Micromanaging food safety
For successful implementation of food safety standards, our states have to assume a larger role.
In the same week as a Delhi court acquitted all the accused in the 2G fiasco, the Comptroller and Auditor General of India (CAG), which had a defining role to play in the case, tabled yet another report slamming India's apex food regulatory body. According to the CAG's observations, the Food Safety and Standards Authority of India (FSSAI) is guilty of various lapses in ensuring the enforcement of food safety across the country. It claimed that food articles that were declared unsafe by it, continue to remain up for sale in markets due to the lack of adequate monitoring. Moreover, most of the laboratories across states do not have proper accreditation. Thus, the quality of their testing cannot be adequately ensured.
At the outset, it is important to point out that food safety is an important issue to sustain a nation's growth in the long run. Unsafe food imposes a substantial amount of direct and indirect costs. Apart from adding an avoidable strain on the country's healthcare systems, poor food safety standards beget diseases that adversely impact the productivity of the labour force and, thus, the overall competitiveness of a nation. Moreover, most of the burden is borne by the population at the bottom of the pyramid as they are usually more price- than quality-sensitive. Therefore, a strong food regulator becomes an absolute necessity for a nation's sustained and balanced development.
Keeping these factors in mind, FSSAI was established in 2006 under the Food Safety and Standards Act. It was an important step which consolidated all the food safety legislation spread across different ministries under one head and marked a paradigm shift in food policy, from a narrow focus on adulteration to a more holistic approach on the provision of safe and wholesome food. This implied a shift from the mere testing of the final food product for adulteration to implementing mechanisms that prevent the communication of pathogens across the supply chain. The latter approach ensured safety from "farm to plate".

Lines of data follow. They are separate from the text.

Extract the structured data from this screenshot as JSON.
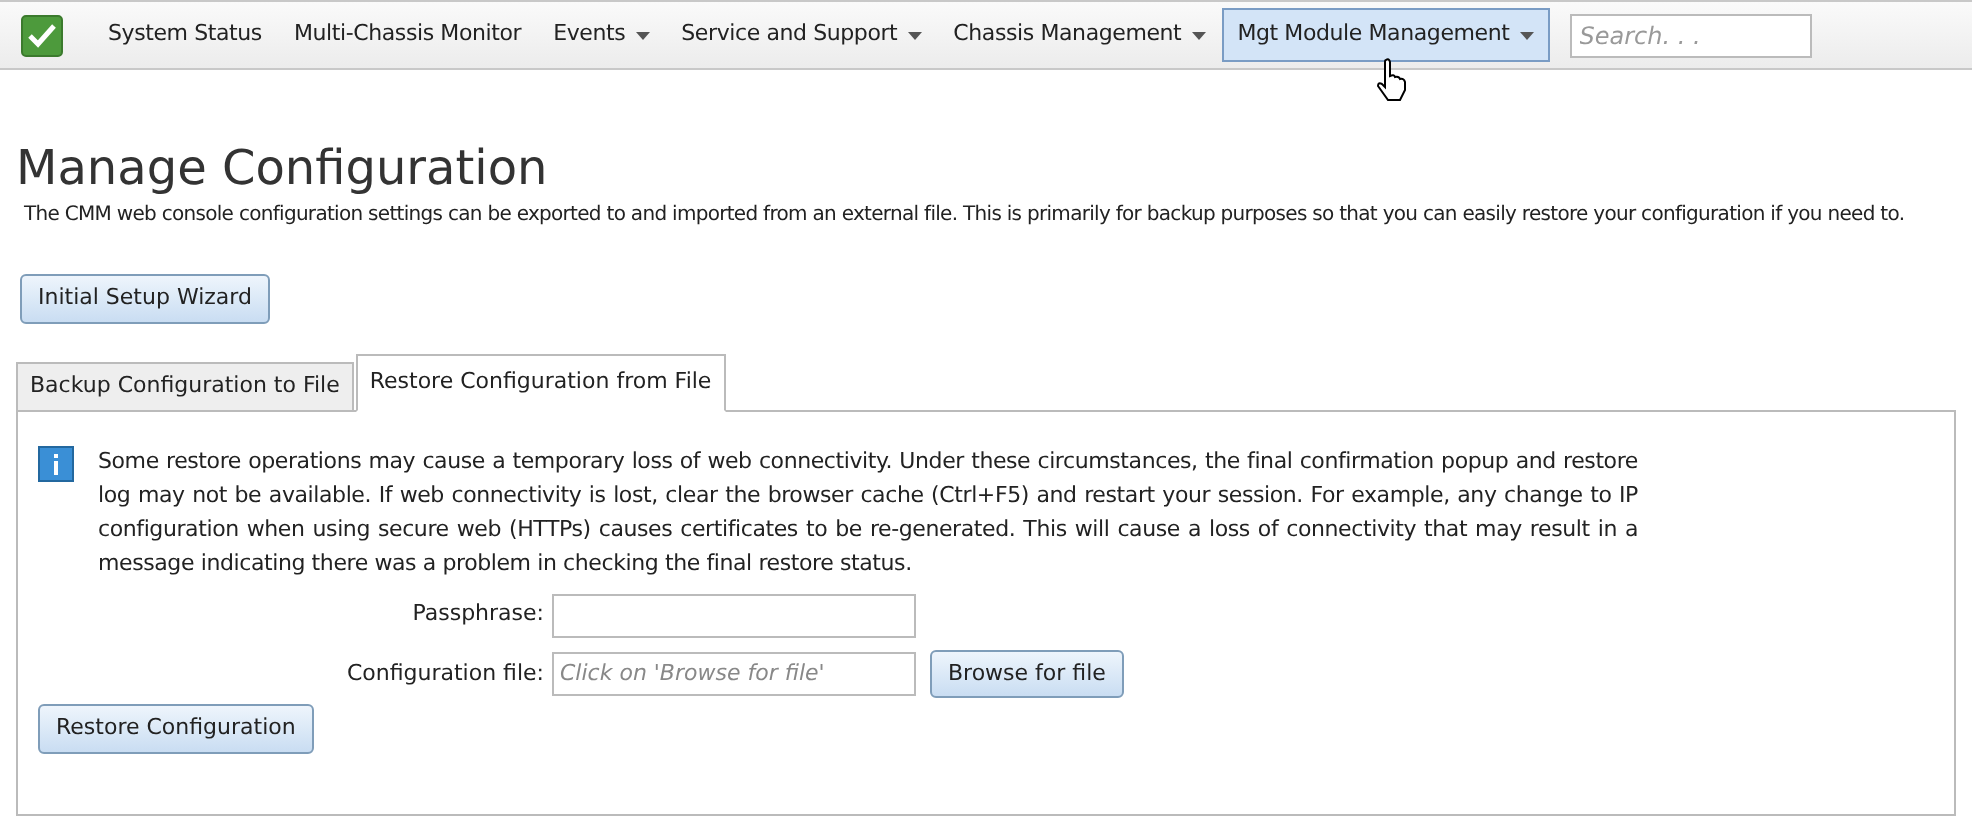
{
  "nav": {
    "items": [
      {
        "label": "System Status",
        "dropdown": false,
        "selected": false
      },
      {
        "label": "Multi-Chassis Monitor",
        "dropdown": false,
        "selected": false
      },
      {
        "label": "Events",
        "dropdown": true,
        "selected": false
      },
      {
        "label": "Service and Support",
        "dropdown": true,
        "selected": false
      },
      {
        "label": "Chassis Management",
        "dropdown": true,
        "selected": false
      },
      {
        "label": "Mgt Module Management",
        "dropdown": true,
        "selected": true
      }
    ],
    "search": {
      "placeholder": "Search. . ."
    }
  },
  "page": {
    "title": "Manage Configuration",
    "description": "The CMM web console configuration settings can be exported to and imported from an external file. This is primarily for backup purposes so that you can easily restore your configuration if you need to.",
    "wizard_button": "Initial Setup Wizard"
  },
  "tabs": [
    {
      "label": "Backup Configuration to File",
      "selected": false
    },
    {
      "label": "Restore Configuration from File",
      "selected": true
    }
  ],
  "restore": {
    "notice": "Some restore operations may cause a temporary loss of web connectivity. Under these circumstances, the final confirmation popup and restore log may not be available. If web connectivity is lost, clear the browser cache (Ctrl+F5) and restart your session. For example, any change to IP configuration when using secure web (HTTPs) causes certificates to be re-generated. This will cause a loss of connectivity that may result in a message indicating there was a problem in checking the final restore status.",
    "passphrase_label": "Passphrase:",
    "file_label": "Configuration file:",
    "file_placeholder": "Click on 'Browse for file'",
    "browse_button": "Browse for file",
    "restore_button": "Restore Configuration"
  }
}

However, by picking holes in the agency's functioning, the CAG audit takes a narrow view of the matter. Even though it has been a decade since the enactment of the food law as the report points out, implementation has always been a challenge for FSSAI due to the lack of resources. After the legislation was passed, resources from the earlier regime were reshaped to fit in with the new policy. Moreover, there were legacy issues. Each state has its own unique system of food regulation which failed to evolve with the new policy. Insufficient manpower and funding impeded the process further.

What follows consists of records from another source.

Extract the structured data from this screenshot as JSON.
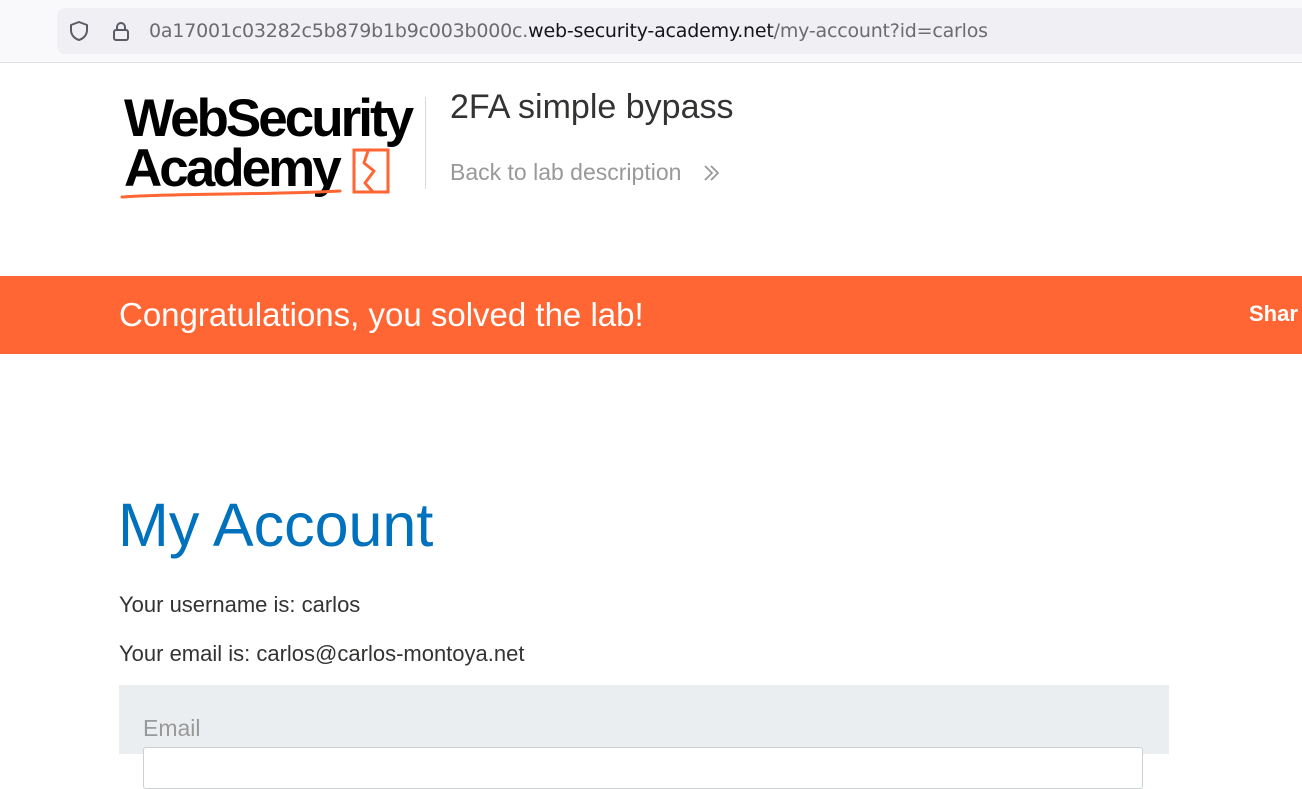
{
  "browser": {
    "url_prefix": "0a17001c03282c5b879b1b9c003b000c.",
    "url_domain": "web-security-academy.net",
    "url_path": "/my-account?id=carlos"
  },
  "header": {
    "logo_line1": "WebSecurity",
    "logo_line2": "Academy",
    "lab_title": "2FA simple bypass",
    "back_link": "Back to lab description"
  },
  "banner": {
    "message": "Congratulations, you solved the lab!",
    "share_label": "Shar",
    "color": "#ff6633"
  },
  "account": {
    "heading": "My Account",
    "username_line": "Your username is: carlos",
    "email_line": "Your email is: carlos@carlos-montoya.net",
    "email_form_label": "Email"
  },
  "colors": {
    "heading_blue": "#0071bc",
    "brand_orange": "#ff6633"
  },
  "icons": {
    "tracking_protection": "shield-icon",
    "connection": "lock-icon",
    "back": "double-chevron-right-icon",
    "logo_mark": "broken-box-icon"
  }
}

FSSAI has taken active steps to remedy these issues. One, realising how it will be impractical for the food regulator to micromanage safety standards on a national scale, it is aiming to enforce a system of self-regulation. Towards this end, the agency finalised third-party auditors of food businesses and mandated the units to have at least one trained food safety expert. Another proposed mechanism is for food companies to voluntarily participate in the Responsible Food Company Index that will measure and monitor the workings of food businesses beyond the statutory compliance. Successful implementation of these processes will ensure an efficient market-based mechanism of self-assessment in food safety.
Second, to address the issue with food laboratories, FSSAI is bringing them under the Indian Food Laboratory Network (InFoLNet), a digitally centralised management system that will connect all food labs across India. All the tests and results will be available on the platform for greater transparency with a reduction in information asymmetry between consumers and food businesses. It is also in the process of setting up more NABLs (National Accreditation Board for Testing and Calibration Laboratories) – accredited food labs across states beyond the two that it owns and operates.
Finally, and most importantly, the agency is about to roll out a "one-nation, one-food-safety law" regime, so that every state-level authority follows a common standard of practice for the implementation, compliance and enforcement of food safety regulations. It is standardising the procedures around inspections done at the state level. Food safety experts will now have to follow a set of centrally-prescribed standards. This will eliminate any discrepancies across states and streamline the process of surveillance, sampling and inspection.
The states need to play their part in complementing the efforts of the FSSAI to ensure food safety. A central body cannot ensure implementation across the country unless the states take it upon themselves to drive the required changes at the micro level. It will also be in their best interests to follow up on FSSAI regulations. Ensuring the provision of safe and wholesome food for citizens should be looked upon as an investment into increasing the productivity of the workforce that will later reap economic dividends for the state itself. IANS
(Amit Kapoor is chair, Institute for Competitiveness, India. Chirag Yadav, researcher at this Institute has contributed to the article.The views expressed are strictly personal.)